10 Reasons Why Businesses Don’t Follow Jobs’ Example
Now that the posthumous praise for Steve Jobs begins to ebb, one wonders why we love Jobs and his success at Apple — but eschew his lessons.
1. No One Really Likes a Visionary.
They are lightning rods. Troublemakers. Some are even unfriendly. We may love them after they’re kicked to the curb, after the smoke clears, after history exonerates them — and then stand in line to buy their autobiographies. But we’re not really cool with them in the moment. Especially if we work with them or for them. They’re unmanageable.
2. No One Understands a Visionary.
We don’t like what we don’t understand. Visionary leaders are so outside the norm.
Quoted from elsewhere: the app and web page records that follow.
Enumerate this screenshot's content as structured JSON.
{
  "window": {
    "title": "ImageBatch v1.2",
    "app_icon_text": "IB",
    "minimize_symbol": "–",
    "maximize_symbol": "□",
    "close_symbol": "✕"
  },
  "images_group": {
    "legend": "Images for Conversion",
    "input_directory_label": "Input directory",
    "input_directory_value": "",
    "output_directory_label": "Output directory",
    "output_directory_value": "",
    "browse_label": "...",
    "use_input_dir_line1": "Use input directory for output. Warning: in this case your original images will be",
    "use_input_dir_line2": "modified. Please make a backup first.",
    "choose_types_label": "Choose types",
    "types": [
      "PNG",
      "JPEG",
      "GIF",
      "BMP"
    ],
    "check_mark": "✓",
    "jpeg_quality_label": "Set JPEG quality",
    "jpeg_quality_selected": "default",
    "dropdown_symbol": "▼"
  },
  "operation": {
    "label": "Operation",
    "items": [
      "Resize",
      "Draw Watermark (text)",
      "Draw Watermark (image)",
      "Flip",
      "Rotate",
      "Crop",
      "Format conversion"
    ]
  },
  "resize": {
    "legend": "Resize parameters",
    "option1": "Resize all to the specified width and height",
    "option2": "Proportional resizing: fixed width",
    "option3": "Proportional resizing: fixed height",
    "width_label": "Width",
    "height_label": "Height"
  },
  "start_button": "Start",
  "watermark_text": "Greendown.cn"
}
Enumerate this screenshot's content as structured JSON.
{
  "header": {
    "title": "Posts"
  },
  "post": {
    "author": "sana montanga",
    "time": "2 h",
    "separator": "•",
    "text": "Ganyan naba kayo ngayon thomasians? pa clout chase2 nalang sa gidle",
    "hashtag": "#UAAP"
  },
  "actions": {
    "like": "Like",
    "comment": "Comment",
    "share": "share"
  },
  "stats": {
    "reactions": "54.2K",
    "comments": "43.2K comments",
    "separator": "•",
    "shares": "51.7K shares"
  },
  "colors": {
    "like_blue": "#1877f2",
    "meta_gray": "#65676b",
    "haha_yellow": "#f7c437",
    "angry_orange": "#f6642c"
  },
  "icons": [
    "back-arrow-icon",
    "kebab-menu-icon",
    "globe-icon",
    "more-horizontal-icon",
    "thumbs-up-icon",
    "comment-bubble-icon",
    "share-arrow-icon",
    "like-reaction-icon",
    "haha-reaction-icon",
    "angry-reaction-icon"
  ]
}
They think in four dimensions. Kind of like theoretical physics; it can be explained mathematically, but we just don’t have the words. Have heard it called “coloring outside the lines” by someone who gets it. Heard it called “circular thinking” by someone who doesn’t — and never will.
3. It’s Not Politically Expedient.
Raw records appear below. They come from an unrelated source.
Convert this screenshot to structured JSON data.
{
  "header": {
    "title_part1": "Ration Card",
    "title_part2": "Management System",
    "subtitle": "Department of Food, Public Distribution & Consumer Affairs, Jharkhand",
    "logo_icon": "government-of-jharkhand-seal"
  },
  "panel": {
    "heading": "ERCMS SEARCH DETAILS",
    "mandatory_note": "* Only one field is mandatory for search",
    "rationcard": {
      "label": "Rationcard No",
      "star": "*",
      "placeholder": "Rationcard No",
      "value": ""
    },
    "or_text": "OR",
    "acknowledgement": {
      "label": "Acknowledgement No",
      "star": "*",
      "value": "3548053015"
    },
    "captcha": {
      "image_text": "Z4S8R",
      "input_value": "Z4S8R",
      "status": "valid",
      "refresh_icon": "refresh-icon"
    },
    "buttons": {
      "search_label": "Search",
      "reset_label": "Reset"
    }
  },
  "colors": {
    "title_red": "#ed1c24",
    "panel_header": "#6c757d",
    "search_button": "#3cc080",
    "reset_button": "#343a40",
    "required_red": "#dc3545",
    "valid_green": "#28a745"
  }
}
Remember, Jobs was pushed out of the company he founded. All because the then-Apple board didn’t like or appreciate his “style” and he rubbed people the wrong way. Think that lesson is lost on CEOs? (TechCrunch: “The sad fact is, founder firings are the rule, not the exception.”) Somewhere, I read that visionaries are often horrible administrators…that vision and passion (without the requisite “administrative skills” — whatever those are) are not sustainable. Perhaps we need to redefine “visionary”…if “vision” is important to us. Also, see #4.
4. CEOs and Boards are Risk Averse.
No one likes risk. It’s cryptonite to most businesses — and especially so to nonprofits and academia. Yet, great companies face and manage risk. (Remember the “risk-reward” ratio?) Research, planning, meticulous attention to implementation, and ongoing measurement are wonderful things. Are these concepts new to anyone?
5. Mediocrity is the New Black.
We’ve come to believe in slow, measured gains…management by consensus (also known as “management by least-common denominator”)…staying below the radar. While some may talk a big deal about changing the paradigm, we don’t really value standard deviations. It’s like Bob Uecker describing his lifetime batting average of .200: Not low enough to get sent down to the minors, but not high enough for any expectations. (Also: Search “political candidates.”)
6. Fear of Success.
Restauranteur non pareil Gordon Ramsay asks this of failing restaurants’ owners all the time. “Don’t you want to succeed?” Do we believe we don’t deserve better? Does academia instill this? (Answer: Yes. Yes it does.) Or, have we just drank too much of the proverbial cyanide-laced, sweetened and artificially-colored kids drink?
7. Success Inspires Employees.
As a CEO, you certainly don’t want your employees getting big heads, asking for raises, going off to work elsewhere, or vying for your job. Why upset the Apple cart?
8. Predictions are Difficult.
Too many companies haven’t yet caught up to the notion of figuring out what their consumers want/need now — let alone predicting such. Jobs and Apple dropped the floppy disk. Then they jettisoned the compact disk. Moving us ever closer to cloud technologies and away from desktop software. They invented the personal computer and are now totally rethinking it. Huh?
9. We Don’t Embrace Attention.
Visionary leaders are beacons. And it takes thick skin to address the masses in person and via the media. Jobs was Apple’s sole spokesman. Talking to the press got you fired. Was he a narcissist? Or did he understand/internalize — and have the chutzpah to deliver — the Apple message better than anyone else? Virtually every CEO I worked for would talk to the media if asked. But only one knew how to really leverage it. He engaged and excited the press.
10. We’ve Come to Equate “Vision” with Madness.
People thought Orville and Wilbur were crazy. One of the reasons why the Wrights didn’t hang out with the locals and kept their research private. Edison tried to discredit Tesla by electrocuting an elephant with the latter’s concept, alternating current — which is powering your life right now. (Okay…maybe Edison was a little crazy.) And, even though the Nazis feared him more than any other Allied Forces general, Patton wasn’t trusted to lead the Normandy invasion. Yet the Americans misled the Germans into thinking Patton would spearhead it. (Patton also suggested that — after beating the Nazis — the Allies remain in Europe to clear the Soviets out of the countries they subjugated. Probably would’ve prevented the Cold War. Hmmm.)
All of which brings us to Proverbs 29:18: “Where there is no vision, the people perish.”
Unfortunately, we’ve come to live more by the second part of that passage: “But he that keepeth the law, happy is he.”